Another possible answer is that based on the two types of prayer, there are actually two types of Teshuva. The first is a general return to the ways of Hashem, the Teshuva mentioned in Parsha Nitzavim. The theme of Rosh Hoshana is that Hashem is King and He has a plan from the beginning of creation through the giving of the Torah at Sinai and culminating with the coming of Moshiach. The mitzvah of the day, the Shofar, is to tell us to pay attention to the plan, just as we were notified of the plan with the Shofar at Sinai and will be notified with the coming of Moshiach. This is our day to choose to be an integral part of the plan, to approach G-d from our potential greatness, just as we approach the King in the Shemoneh Esrai.
The second type of Teshuva is the atonement for the mistakes of the past. To achieve this atonement we need the full battery of viduy, regret and future committment. We must come to Hashem and admit that we have serious deficiencies as a result of our thoughts and actions and we are asking Hashem to help eliminate the stains we have created. This Teshuva requires the prayer of Selichos with our admission of weakness and helplessness, and the turning towards Hashem for help, as He directed us when he gave us the 13 Middos.

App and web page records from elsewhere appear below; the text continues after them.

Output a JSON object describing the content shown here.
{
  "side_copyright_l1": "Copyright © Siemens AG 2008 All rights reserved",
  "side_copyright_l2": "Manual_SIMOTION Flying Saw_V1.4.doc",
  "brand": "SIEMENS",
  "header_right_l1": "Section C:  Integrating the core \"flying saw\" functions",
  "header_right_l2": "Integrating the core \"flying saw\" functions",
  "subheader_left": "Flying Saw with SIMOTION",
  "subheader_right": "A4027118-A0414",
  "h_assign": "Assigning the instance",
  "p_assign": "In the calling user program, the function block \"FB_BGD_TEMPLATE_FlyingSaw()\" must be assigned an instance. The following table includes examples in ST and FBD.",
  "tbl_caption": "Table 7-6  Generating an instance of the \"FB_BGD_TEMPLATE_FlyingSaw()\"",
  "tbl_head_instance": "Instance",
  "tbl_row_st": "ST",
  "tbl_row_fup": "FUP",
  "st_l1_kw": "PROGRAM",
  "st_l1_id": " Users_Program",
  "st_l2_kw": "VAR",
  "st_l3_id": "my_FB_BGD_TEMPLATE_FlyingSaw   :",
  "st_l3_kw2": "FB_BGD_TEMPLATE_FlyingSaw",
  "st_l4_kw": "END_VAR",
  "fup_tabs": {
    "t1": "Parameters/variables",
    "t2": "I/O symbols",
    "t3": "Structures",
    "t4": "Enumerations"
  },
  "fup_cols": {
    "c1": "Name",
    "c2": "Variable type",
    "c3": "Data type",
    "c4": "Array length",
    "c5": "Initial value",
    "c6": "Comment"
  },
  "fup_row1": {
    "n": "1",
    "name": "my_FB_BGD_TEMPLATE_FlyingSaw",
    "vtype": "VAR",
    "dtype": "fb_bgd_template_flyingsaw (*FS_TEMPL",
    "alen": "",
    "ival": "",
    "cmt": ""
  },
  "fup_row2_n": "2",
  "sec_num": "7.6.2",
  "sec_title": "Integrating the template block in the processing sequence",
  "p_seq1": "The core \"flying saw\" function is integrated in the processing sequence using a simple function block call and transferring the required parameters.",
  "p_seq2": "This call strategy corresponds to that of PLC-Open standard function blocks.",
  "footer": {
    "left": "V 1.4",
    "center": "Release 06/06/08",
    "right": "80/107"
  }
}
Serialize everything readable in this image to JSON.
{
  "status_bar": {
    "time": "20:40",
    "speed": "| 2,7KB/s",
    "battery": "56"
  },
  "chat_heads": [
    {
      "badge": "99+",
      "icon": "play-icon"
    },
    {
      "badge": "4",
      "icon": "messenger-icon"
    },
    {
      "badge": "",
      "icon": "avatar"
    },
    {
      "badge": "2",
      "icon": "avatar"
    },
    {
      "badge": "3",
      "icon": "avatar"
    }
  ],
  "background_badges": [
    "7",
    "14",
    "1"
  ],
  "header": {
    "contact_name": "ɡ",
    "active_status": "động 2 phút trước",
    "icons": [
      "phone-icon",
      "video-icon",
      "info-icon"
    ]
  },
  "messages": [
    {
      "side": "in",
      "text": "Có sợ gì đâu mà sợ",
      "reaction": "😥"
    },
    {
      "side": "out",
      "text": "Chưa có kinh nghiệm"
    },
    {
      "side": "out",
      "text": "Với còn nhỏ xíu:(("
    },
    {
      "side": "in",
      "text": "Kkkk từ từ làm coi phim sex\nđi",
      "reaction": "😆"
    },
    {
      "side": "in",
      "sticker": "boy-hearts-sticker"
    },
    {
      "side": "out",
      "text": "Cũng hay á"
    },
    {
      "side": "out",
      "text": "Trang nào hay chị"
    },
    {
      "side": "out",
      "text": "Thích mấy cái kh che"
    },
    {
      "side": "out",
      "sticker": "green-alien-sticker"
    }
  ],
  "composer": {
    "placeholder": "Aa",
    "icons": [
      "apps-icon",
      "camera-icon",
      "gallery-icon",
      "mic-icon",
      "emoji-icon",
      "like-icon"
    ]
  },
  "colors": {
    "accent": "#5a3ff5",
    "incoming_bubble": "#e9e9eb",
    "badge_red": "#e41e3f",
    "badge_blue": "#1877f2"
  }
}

On Rosh Hoshana we are focused on the coming before the King, the positive commitment to Teshuva, drawing on the potential greatness of man. We sing and pray about the King, His plan and our commitment to our role. On the rest of the days of Teshuva we have to clean up our deficiencies, it’s the Teshuva of atonement, with its Viduy, regret, commitment, and Selichos.
As Baalei Teshuva we are well aware of these two types of Teshuva. We know we have many deficiencies in areas such as Torah knowledge, Torah non-compliant acts, and the many character traits we must work on. But at the same time we have all had the opportunity to explicitly sign on to the plan. When we decided to accept the yoke of Mitzvos and change significant parts of our lives, we demonstrated our striving for greatness in our service of the King.
When we held the Beyond BT Passaic Shabbaton many years ago, I mentioned these two aspects of Baalei Teshuva, our many deficiencies and our growth orientation and commitment to Torah. One speaker, a Baal Teshuva, jokingly remarked that until today he didn’t realize he had so many problems, while another speaker, who is frum from birth, remarked that the reason he came to the Shabbaton and “religiously” reads Beyond BT is because he wants to be part of a group that is so committed to their own and each other’s growth.
As we approach the Yomin Noraim we need to focus on both types of Teshuva. We have to accept and understand that we have our deficiencies, our stains, our areas to improve – and here we need the Teshuva of viduy and of atonement. We also have to realize that although we may have signed up for the plan many years ago, we have to re-enlist on a yearly basis.
Rosh Hoshana is the day when we get a clear picture and the need to strive for the greatness that the picture offers. We must try to work up to the same enthusiasm we had in our original commitment. These dual messages of Teshuva have the potential to unite all Jews as we are all Baalei Teshuva when we commit to our potential greatness, while at the same time recognizing, admitting and continuing to work on our deficiencies.
May we all have a Kesiva V’Chasima Tova.